RIO DE JANEIRO, (Reuters) – His cartoons are edgy, bold, and a thorn in the side of the Arab world’s tottering authoritarians — a gift to protesters from the unlikely setting of an apartment in beach-side Rio de Janeiro.
Carlos Latuff, a 42-year-old leftist whose only family link to the Middle East is a Lebanese grandfather he never knew, has become a hero of the tumultuous Arab Spring with rapid-fire satirical sketches that have helped inspire the uprisings.
All he has needed is his pen, a passion for the region’s struggles and a Twitter account that he uses to send out his cartoons.
Starting with the Tunisia uprisings last December, Latuff’s work has been downloaded by protest leaders and splashed on T-shirts and banners at protests from Egypt to Libya and Bahrain, becoming a satirical emblem of outrage.
In one, a jackboot representing Syria’s government stamps on a hand writing the word “freedom.”
In another, a man representing justice under Egypt’s military rulers holds a scale full of imprisoned protesters.

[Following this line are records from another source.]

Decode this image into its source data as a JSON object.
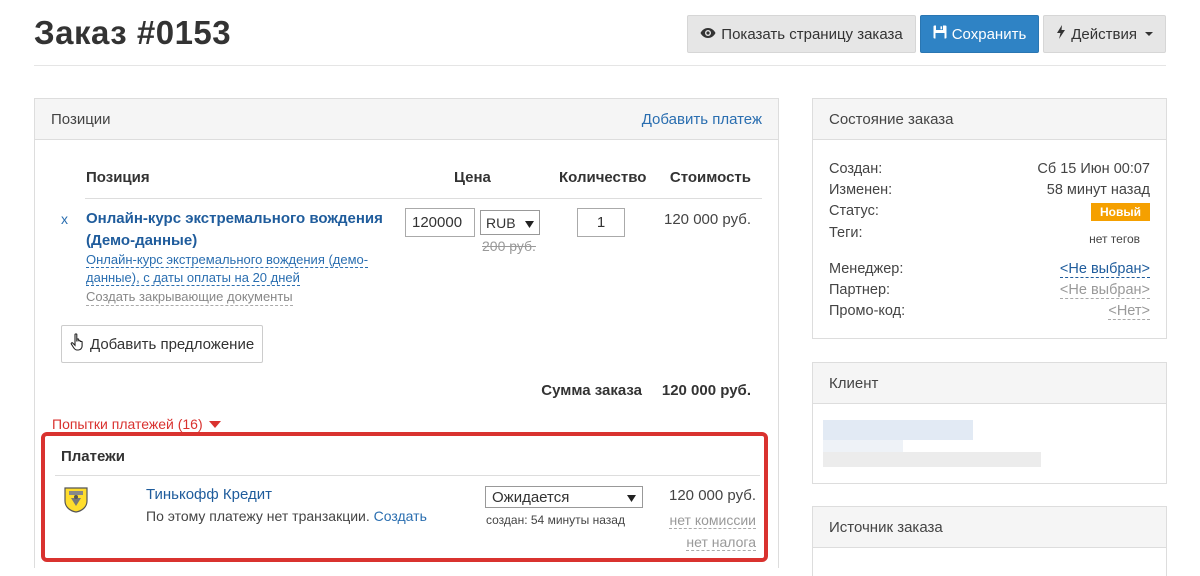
{
  "header": {
    "title": "Заказ #0153",
    "show_page_label": "Показать страницу заказа",
    "save_label": "Сохранить",
    "actions_label": "Действия"
  },
  "positions": {
    "heading": "Позиции",
    "add_payment_link": "Добавить платеж",
    "columns": {
      "item": "Позиция",
      "price": "Цена",
      "qty": "Количество",
      "cost": "Стоимость"
    },
    "item": {
      "remove": "x",
      "name": "Онлайн-курс экстремального вождения (Демо-данные)",
      "desc": "Онлайн-курс экстремального вождения (демо-данные), с даты оплаты на 20 дней",
      "docs_link": "Создать закрывающие документы",
      "price": "120000",
      "currency": "RUB",
      "old_price": "200 руб.",
      "qty": "1",
      "cost": "120 000 руб."
    },
    "add_offer_label": "Добавить предложение",
    "sum_label": "Сумма заказа",
    "sum_value": "120 000 руб.",
    "attempts_label": "Попытки платежей (16)"
  },
  "payments": {
    "title": "Платежи",
    "row": {
      "name": "Тинькофф Кредит",
      "note": "По этому платежу нет транзакции.",
      "create_link": "Создать",
      "status": "Ожидается",
      "created": "создан: 54 минуты назад",
      "amount": "120 000 руб.",
      "fee": "нет комиссии",
      "tax": "нет налога"
    }
  },
  "order_state": {
    "heading": "Состояние заказа",
    "created_label": "Создан:",
    "created_value": "Сб 15 Июн 00:07",
    "modified_label": "Изменен:",
    "modified_value": "58 минут назад",
    "status_label": "Статус:",
    "status_value": "Новый",
    "tags_label": "Теги:",
    "tags_value": "нет тегов",
    "manager_label": "Менеджер:",
    "manager_value": "<Не выбран>",
    "partner_label": "Партнер:",
    "partner_value": "<Не выбран>",
    "promo_label": "Промо-код:",
    "promo_value": "<Нет>"
  },
  "client": {
    "heading": "Клиент"
  },
  "source": {
    "heading": "Источник заказа"
  },
  "colors": {
    "primary": "#2f83c5",
    "danger": "#d9322f",
    "badge": "#f5a000",
    "link": "#1f5c9c"
  }
}
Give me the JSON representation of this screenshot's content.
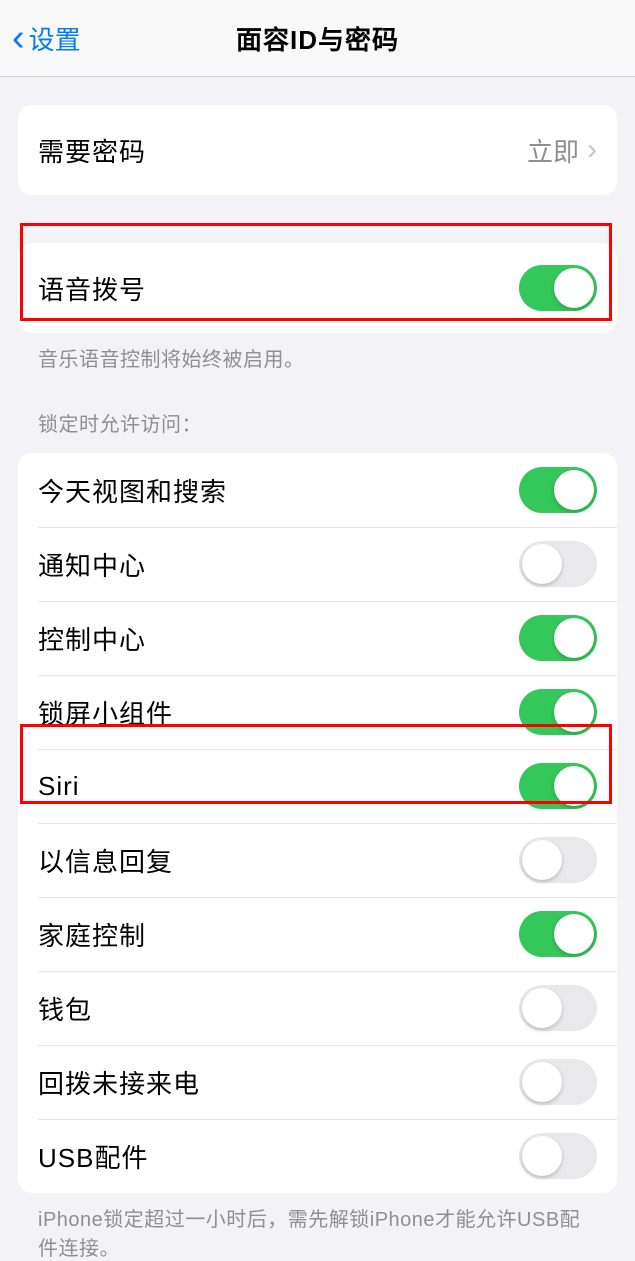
{
  "nav": {
    "back_label": "设置",
    "title": "面容ID与密码"
  },
  "require_passcode": {
    "label": "需要密码",
    "value": "立即"
  },
  "voice_dial": {
    "label": "语音拨号",
    "footer": "音乐语音控制将始终被启用。"
  },
  "lock_header": "锁定时允许访问：",
  "lock_items": [
    {
      "label": "今天视图和搜索",
      "on": true
    },
    {
      "label": "通知中心",
      "on": false
    },
    {
      "label": "控制中心",
      "on": true
    },
    {
      "label": "锁屏小组件",
      "on": true
    },
    {
      "label": "Siri",
      "on": true
    },
    {
      "label": "以信息回复",
      "on": false
    },
    {
      "label": "家庭控制",
      "on": true
    },
    {
      "label": "钱包",
      "on": false
    },
    {
      "label": "回拨未接来电",
      "on": false
    },
    {
      "label": "USB配件",
      "on": false
    }
  ],
  "usb_footer": "iPhone锁定超过一小时后，需先解锁iPhone才能允许USB配件连接。"
}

Latuff said he first knew his cartoons were having an impact when, watching TV, he saw them printed on banners as protests swept Egypt on Jan. 25, only two days after he had made them available.